Having toured your debut around the UK and played a Download festival last year. What has been the highlight for the band during this time?

Releasing the first album on vinyl and finding it in our local record shop, playing Download and Reading and Leeds and recording our live session at RAK studios. Hopefully they’ll be more to come over the next 12 months!

Your new material seems more radio friendly, in particular the lead single Circles. Was this a conscious decision or a move to a more accessible sound?

We knew we wanted the new album to be more immediate. The first album takes a few listens, which we know is kind of the beauty of it, but in this age of extremely short attention spans a band like us rarely gets a few listens. There are songs on the new album that are definitely more like what you’d expect from us, but we simply wanted to play to different strengths, to develop as songwriters and refine our ideas, giving songs more identity by building them around the strongest ones, rather than having what sometimes felt like too many. It was a less is more approach. But there was definitely never a desire to do anything we didn’t 100% believe in just because we thought it might land us on radio. We wrote around twenty five songs, we chose the one’s that excited us the most, and songs like Circles were simply more exciting to us than some of the more predictable ones.

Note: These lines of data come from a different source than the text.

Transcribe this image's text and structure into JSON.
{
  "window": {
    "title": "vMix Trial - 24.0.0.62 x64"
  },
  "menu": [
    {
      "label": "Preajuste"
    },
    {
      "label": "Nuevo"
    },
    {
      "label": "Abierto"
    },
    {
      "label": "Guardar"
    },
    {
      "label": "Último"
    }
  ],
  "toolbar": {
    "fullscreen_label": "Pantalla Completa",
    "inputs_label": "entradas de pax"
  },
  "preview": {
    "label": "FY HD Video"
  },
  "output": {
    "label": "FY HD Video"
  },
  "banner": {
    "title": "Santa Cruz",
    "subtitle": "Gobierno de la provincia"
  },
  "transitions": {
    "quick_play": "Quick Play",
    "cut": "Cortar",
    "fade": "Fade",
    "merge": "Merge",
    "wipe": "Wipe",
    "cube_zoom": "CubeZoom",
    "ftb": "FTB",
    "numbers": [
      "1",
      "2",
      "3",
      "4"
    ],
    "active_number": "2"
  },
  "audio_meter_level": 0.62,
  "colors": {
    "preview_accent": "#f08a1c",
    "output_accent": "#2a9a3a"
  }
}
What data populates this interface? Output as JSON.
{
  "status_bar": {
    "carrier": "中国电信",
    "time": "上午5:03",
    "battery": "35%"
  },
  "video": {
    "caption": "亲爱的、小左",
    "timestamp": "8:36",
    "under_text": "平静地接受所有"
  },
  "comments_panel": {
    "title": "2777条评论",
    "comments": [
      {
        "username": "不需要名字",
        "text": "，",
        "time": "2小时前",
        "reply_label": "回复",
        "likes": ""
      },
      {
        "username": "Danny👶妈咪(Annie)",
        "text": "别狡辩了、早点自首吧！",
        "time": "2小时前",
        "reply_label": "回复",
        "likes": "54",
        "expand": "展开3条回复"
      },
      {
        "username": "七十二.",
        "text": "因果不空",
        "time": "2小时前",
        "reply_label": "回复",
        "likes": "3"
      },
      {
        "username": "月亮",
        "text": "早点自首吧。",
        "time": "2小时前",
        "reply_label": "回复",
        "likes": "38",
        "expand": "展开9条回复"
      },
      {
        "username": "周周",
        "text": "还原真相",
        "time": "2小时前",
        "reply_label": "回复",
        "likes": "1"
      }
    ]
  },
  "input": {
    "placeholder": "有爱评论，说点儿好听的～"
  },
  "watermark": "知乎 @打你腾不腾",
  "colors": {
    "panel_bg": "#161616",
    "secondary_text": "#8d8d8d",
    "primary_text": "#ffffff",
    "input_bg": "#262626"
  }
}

Are there any plans to release your new album physically and again on vinyl like before?

There will be physicals. Vinyl? We’d obviously love to and hopefully eventually yes. I guess it all depends on the label and our distributor, too early to say right now.

You were all, or mostly all music students in or around Leeds during the recording of your debut. What did you take from your experience there and did it aid in your understanding of writing and producing music?

Definitely. We all learnt so much during those years and it definitely helped us to develop a lot as musicians. I think it’s important not to get too caught up in that world though. I think a lot of people end up writing music as though they’re trying to pass an exam, almost without realising and even after leaving they’re still writing music as though they’re trying to impress or better other musicians or meet certain criteria. I think even our first album was so OTT partly because of that way of thinking having been surrounded by so many incredible musicians all the time. There’s definitely so many good things to take from it, but I think it’s important to be aware of certain things like that. At the end of the day, people just want to feel something when they listen to music. I think if you try and stay true to what you feel, you have a pretty good chance of achieving that.

What dates and festivals do you have lined up for 2020 and which are you looking forward to the most?

The plan for now is to keep releasing singles every two months. We had Circles in late September, now we have Ostracised, they’ll be a few more early next year and then we hope to drop the album before summer. For a band like ours, it feels important to keep releasing content, to stay in people’s minds or otherwise we’ll just get lost amongst the onslaught of new music. We just want to make the most of all this music we’re so proud of and make sure it gets heard. So at the moment we’re just excited about that. Festivals wise keep your eyes peeled.